I would also suggest not trying to be too clever – CVs plastered with famous quotes tend to make people think that you take yourself too seriously and comes across as pretentious.
What do you feel are the most important things to appear in a CV?
- Previous relevant experience, accompanied by a short explanation - ensuring that there are months and years on there.
- Education to be clear with relevant qualifications - you don't need to put every GCSE and A level result - or every course you have ever done since - if it’s not remotely relevant - we don't need to know.
- A clear CV - in a readable format is a must.
How long do you prefer your CVs to be? Why?
A couple of sides of an A4 sheet. In this busy world people don't have time to wade through pages of waffle and I think if a school was looking through a pile of CVs they would be more likely to be impressed by the shorter, more precise one!
What information do you not want to see on a CV?
I am very anti photos - unnecessary and often inappropriate. I also think you need to tailor your CV to the job you are applying for – for example I do not need to know your bust size to be a teaching assistant - fine and relevant for pole dancing but clearly the two professions are very different and should be approached as such! If you don’t believe me, let me tell you this is an example taken from a real CV!
Anything else you can add that is important to remember?
I would say research it - particularly if you have not worked in a while, times and trends change and you need to look like you are up to date - when I left school it was very important to have CURRICULUM VITAE at the top and when I presented this style CV years later, was told immediately to change it. It automatically made me look old fashioned and out of touch with what is going on today. Get someone to proof read it - not only for mistakes but useful advice.
Schools receive many CVs a week so we asked some deputy headteachers and headteachers for their thoughts.
Here is what they said:
- Key is to make it personal- general CVs suggest you don't really know about the school
- Don't say that you like children or enjoy being with children. Show your impact on children with specific examples.
- Ensure that CV doesn't have gaps. Tailor it to the specific job - if applying for SLT, sell your leadership skills.
- Sell your skills: in jobs, volunteer work, community etc. organisation, leading, initiatives are important in any setting.
- For leaders: clear narrative of career journey. 3-5 years in each job. Strong A-levels. Wider interests. One side of A4.
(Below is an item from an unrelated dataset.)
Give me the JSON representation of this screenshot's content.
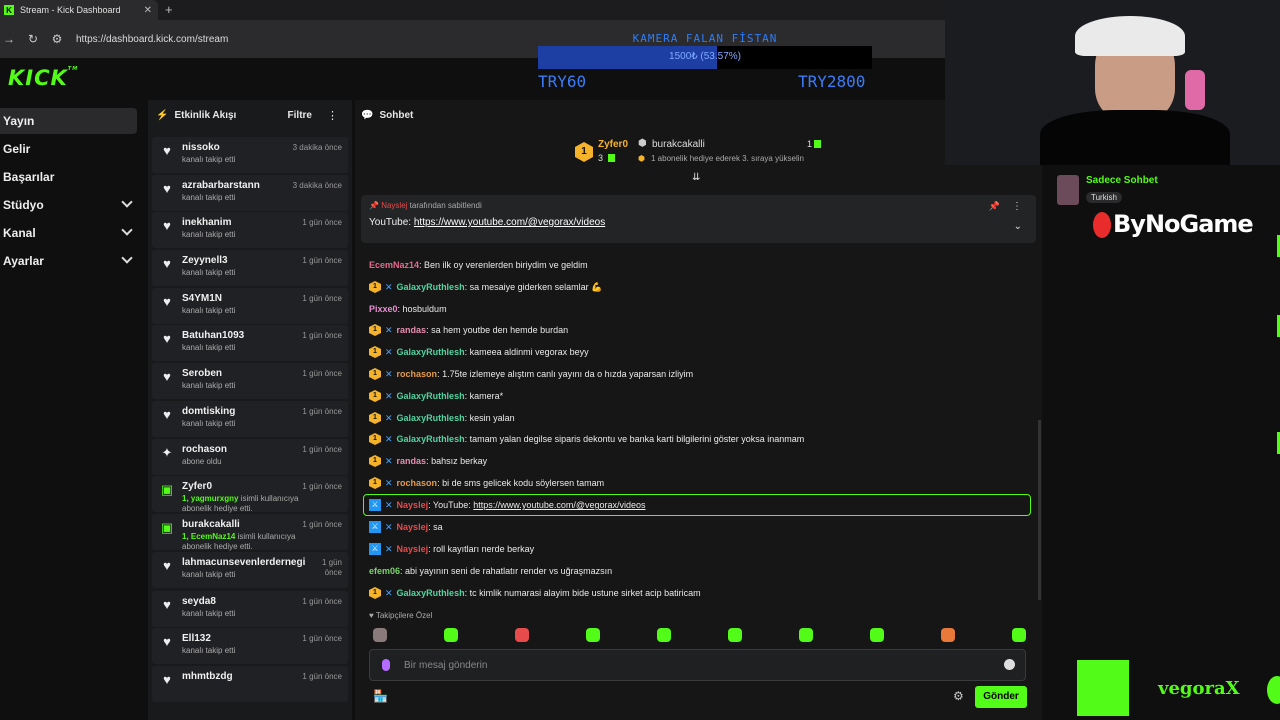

- CV to be clear with skills and experience. It's important to state hobbies & interests to make them more human!
- Create an infographic CV to take to teacher training and school interviews to show your creative side.